The federal government's National Groundwater Action Plan, run by the National Water Commission, is winding up - and with proposed changes to groundwater rules in the latest version of the Murray-Darling Basin Authority (MDBA) plan, water scientists Professor Craig Simmons and Professor Peter Cook say much needs to be done to secure groundwater resources for the future.
Resolving issues over conflicting use of resources including the impact of coal seam gas (CSG), geothermal, mining and farming activity on groundwater resources, better understanding of the links between ground and surface waters, and resolving legal and technical questions over the storage of surplus water in underground aquifers were among challenges.
"Some of the biggest challenges concern public trust and confidence issues regarding groundwater," Professor Simmons said.
"Most Australians are simply not aware that the vast bulk of our fresh water is underground, out of sight, out of mind.
"They do not realise it supplies much of the water we see in our surface rivers and wetlands, and hence much of our drinking water."
There was a dire need, he said, for public education and "myth-busting" about groundwater – especially the widely-held view that it represented an unlimited resource for the future.
The skills shortage extended to water management, with Australia facing an acute scarcity of talent.
"You can’t run the mining industry without geologists or agriculture without farmers.

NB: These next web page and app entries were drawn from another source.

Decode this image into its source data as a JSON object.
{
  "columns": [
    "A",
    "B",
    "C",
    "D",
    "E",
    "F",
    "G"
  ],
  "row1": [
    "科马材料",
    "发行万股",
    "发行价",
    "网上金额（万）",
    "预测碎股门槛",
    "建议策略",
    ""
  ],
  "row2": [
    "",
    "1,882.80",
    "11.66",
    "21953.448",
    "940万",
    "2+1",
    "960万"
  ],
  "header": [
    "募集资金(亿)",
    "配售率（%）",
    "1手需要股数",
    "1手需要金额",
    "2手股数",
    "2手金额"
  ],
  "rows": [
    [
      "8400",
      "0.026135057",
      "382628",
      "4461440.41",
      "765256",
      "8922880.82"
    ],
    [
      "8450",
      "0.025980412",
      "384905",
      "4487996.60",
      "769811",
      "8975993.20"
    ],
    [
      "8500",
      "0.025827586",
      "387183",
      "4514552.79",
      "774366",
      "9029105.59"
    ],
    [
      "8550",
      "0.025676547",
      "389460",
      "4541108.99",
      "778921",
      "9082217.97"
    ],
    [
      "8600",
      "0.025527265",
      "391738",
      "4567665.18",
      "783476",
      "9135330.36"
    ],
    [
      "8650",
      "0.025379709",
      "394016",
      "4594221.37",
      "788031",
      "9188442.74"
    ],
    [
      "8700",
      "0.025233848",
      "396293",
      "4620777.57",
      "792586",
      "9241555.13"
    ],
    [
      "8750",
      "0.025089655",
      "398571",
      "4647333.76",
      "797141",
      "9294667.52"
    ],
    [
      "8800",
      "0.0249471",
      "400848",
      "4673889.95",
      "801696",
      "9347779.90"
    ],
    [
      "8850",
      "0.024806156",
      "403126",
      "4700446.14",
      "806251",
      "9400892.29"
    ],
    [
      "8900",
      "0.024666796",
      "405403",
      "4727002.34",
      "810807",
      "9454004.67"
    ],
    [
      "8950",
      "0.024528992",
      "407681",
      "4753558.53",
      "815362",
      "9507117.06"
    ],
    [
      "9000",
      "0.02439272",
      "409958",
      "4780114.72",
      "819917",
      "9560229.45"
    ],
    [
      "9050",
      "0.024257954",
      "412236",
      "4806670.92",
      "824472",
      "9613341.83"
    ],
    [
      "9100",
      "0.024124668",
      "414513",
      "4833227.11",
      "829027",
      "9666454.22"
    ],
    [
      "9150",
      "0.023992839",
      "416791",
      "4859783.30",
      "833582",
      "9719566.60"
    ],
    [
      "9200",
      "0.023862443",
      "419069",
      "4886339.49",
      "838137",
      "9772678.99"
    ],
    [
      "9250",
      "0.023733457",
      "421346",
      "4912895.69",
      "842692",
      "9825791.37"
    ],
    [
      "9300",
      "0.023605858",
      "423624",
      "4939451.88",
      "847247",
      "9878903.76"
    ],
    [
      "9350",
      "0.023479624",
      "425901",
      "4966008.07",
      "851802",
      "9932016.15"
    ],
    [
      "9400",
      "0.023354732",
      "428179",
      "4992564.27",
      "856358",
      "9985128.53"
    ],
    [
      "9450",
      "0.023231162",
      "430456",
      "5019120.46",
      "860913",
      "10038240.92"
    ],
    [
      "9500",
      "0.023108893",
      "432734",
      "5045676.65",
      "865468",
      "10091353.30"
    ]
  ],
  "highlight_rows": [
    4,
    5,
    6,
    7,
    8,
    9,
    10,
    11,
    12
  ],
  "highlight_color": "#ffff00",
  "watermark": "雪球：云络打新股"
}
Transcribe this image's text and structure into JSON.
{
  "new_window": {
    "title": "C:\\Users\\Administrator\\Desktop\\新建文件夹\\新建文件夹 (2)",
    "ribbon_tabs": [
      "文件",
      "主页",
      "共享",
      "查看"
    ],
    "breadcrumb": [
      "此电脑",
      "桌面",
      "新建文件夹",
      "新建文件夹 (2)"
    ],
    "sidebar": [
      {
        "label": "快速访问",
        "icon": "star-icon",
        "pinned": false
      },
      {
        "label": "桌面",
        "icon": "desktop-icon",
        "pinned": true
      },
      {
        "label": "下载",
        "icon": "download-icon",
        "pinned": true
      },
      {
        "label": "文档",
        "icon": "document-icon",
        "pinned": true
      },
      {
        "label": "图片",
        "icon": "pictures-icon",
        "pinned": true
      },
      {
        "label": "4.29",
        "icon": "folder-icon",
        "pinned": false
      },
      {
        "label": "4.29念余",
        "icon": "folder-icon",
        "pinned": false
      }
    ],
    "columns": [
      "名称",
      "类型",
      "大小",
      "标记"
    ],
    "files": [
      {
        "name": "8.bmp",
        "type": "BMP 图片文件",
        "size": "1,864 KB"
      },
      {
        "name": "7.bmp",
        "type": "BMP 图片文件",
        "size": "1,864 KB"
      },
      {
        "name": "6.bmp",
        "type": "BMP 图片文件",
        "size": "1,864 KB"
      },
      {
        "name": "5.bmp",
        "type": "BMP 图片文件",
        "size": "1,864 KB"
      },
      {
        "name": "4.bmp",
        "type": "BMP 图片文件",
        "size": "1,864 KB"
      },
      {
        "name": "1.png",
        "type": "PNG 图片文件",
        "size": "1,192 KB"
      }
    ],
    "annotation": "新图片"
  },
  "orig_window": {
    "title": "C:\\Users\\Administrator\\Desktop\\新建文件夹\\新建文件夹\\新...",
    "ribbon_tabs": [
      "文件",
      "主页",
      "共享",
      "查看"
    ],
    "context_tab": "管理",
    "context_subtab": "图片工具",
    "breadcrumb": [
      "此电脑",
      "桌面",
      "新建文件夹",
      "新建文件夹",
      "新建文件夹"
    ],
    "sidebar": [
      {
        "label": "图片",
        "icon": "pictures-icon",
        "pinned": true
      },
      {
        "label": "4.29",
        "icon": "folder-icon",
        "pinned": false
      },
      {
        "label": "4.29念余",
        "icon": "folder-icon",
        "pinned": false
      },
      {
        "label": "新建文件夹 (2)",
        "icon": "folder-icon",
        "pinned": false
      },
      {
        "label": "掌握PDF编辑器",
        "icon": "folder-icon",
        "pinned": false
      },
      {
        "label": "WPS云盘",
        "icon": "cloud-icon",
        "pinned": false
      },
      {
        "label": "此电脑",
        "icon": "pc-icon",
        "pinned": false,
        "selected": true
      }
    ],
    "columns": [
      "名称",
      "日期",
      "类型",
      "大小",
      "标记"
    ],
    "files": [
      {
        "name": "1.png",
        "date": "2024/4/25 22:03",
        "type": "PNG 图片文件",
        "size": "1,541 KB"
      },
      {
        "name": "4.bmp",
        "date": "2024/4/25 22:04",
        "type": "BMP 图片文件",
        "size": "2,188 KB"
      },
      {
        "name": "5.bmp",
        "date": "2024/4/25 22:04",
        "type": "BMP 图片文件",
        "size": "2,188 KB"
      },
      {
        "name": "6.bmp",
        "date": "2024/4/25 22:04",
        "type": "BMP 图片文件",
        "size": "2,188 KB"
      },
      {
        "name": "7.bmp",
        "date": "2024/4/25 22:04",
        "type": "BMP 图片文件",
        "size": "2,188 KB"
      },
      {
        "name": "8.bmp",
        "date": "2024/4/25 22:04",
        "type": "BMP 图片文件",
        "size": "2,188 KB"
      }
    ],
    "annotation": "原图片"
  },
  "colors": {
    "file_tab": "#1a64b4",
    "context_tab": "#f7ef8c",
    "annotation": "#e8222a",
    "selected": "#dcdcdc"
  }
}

Water is a resource vital to both and to every other facet of Australian life – and needs to be equally well-planned, managed and allocated," Professor Simmons said.
The pair advocated storing more surface water underground, by recharging suitable aquifers, but say many of the legal, social and public acceptance issues around this needed to be resolved
High-level national resource management needed to be linked to the interests of local communities, industries and other users, in a way that makes for rational decisions and sound resource use, Professor Simmons said.
"When industries, communities and the environment are competing for the same water resource – as is bound to happen increasingly from now on – we need better ways for allocating the water that meet social, economic and environmental needs.
"The National Water Initiative provides a good basis – but it is important it is fully adopted," he said.
The researchers called for a group of top-level water managers, government departments and water scientists to develop a draft for a National Groundwater Strategic Plan which addresses all these issues, and more.
"(Although) it has rained across much of Australia and drought issues have receded from the headlines, this does not mean we can afford to be complacent," Professor Simmons said.
"We are still on track to more than double our water use by mid-century – and there are no big, new water resources to be found, so we have to address the situation by being far more clever in how we manage what we’ve got."